>>>
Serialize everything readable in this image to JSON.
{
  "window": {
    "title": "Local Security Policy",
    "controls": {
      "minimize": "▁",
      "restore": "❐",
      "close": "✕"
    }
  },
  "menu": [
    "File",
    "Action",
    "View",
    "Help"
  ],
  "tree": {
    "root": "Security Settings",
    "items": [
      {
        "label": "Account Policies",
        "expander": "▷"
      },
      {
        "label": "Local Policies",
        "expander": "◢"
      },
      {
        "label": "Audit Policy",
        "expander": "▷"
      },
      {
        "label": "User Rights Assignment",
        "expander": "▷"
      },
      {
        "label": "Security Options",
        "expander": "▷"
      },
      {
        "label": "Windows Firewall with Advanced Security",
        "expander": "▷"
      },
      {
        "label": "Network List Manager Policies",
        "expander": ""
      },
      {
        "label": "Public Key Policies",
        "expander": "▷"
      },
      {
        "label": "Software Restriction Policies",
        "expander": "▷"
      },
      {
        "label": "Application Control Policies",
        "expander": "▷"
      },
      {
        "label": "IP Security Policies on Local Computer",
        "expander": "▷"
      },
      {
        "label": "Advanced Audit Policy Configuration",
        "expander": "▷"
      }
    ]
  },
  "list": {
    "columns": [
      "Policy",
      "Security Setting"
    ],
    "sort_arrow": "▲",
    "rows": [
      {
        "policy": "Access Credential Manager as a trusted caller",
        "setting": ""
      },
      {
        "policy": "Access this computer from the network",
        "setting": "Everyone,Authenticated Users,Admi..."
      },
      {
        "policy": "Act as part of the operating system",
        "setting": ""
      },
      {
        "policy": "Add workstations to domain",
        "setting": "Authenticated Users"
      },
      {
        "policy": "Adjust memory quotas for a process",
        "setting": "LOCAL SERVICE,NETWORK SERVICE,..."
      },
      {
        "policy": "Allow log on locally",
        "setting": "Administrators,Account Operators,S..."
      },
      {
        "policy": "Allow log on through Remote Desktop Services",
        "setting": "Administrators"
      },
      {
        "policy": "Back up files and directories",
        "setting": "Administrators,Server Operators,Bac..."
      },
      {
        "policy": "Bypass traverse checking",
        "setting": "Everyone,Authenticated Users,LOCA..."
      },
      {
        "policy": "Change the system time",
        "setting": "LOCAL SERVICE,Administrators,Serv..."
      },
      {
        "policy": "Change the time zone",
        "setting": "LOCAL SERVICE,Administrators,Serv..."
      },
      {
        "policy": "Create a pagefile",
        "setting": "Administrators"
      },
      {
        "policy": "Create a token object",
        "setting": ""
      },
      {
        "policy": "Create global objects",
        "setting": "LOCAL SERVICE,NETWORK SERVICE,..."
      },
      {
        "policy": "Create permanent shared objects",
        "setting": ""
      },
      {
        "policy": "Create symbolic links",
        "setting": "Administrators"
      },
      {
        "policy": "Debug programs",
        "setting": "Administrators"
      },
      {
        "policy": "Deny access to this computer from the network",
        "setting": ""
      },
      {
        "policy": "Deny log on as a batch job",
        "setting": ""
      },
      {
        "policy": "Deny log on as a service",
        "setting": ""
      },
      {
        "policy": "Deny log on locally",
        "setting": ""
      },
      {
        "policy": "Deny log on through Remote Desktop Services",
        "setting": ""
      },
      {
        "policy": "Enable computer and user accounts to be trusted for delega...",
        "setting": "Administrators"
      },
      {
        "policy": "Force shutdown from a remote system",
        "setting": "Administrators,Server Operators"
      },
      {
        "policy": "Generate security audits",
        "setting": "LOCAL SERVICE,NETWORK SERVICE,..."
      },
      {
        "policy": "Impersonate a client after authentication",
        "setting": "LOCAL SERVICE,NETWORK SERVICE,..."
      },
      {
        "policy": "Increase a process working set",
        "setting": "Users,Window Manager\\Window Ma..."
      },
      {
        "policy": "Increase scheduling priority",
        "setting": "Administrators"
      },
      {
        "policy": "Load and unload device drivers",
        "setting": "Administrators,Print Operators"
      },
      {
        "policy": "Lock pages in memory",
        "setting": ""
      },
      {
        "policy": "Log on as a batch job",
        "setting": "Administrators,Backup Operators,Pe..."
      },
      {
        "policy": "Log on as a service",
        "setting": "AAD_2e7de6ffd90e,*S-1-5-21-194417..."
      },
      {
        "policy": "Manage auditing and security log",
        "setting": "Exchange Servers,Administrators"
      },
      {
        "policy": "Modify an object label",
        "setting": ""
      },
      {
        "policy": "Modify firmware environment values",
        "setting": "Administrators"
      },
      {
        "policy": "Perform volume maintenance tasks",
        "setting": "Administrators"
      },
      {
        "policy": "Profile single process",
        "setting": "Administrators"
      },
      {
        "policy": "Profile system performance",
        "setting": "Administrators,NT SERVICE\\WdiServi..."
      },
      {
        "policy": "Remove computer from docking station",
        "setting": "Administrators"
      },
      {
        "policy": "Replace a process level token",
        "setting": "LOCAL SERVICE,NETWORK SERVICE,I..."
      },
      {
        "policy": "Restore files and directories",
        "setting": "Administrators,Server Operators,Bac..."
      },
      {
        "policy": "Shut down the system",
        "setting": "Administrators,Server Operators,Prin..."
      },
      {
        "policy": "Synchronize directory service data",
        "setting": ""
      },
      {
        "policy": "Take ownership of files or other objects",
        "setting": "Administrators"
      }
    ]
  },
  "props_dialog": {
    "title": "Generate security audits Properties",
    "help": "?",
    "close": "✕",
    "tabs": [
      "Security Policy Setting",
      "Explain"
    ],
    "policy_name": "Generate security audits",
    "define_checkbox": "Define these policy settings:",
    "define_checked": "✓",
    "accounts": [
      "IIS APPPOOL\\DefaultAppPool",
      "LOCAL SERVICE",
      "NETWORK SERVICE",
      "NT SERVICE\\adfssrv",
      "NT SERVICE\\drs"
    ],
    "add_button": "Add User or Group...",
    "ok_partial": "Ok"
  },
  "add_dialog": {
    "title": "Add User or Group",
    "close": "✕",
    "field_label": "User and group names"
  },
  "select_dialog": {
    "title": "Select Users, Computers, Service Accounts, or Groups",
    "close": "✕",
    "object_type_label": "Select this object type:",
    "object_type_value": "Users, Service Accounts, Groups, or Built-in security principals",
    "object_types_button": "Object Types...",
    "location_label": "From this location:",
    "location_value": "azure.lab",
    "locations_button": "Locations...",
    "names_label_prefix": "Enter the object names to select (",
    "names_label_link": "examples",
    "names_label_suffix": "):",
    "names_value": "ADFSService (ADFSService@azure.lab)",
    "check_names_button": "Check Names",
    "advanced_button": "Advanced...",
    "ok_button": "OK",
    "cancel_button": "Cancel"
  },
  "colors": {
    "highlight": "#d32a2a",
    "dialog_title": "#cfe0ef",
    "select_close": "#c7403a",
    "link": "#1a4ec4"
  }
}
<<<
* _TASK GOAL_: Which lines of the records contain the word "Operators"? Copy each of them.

* _TASK RESULT_:
        "setting": "Administrators,Account Operators,S..."
        "setting": "Administrators,Server Operators,Bac..."
        "setting": "Administrators,Server Operators"
        "setting": "Administrators,Print Operators"
        "setting": "Administrators,Backup Operators,Pe..."
        "setting": "Administrators,Server Operators,Bac..."
        "setting": "Administrators,Server Operators,Prin..."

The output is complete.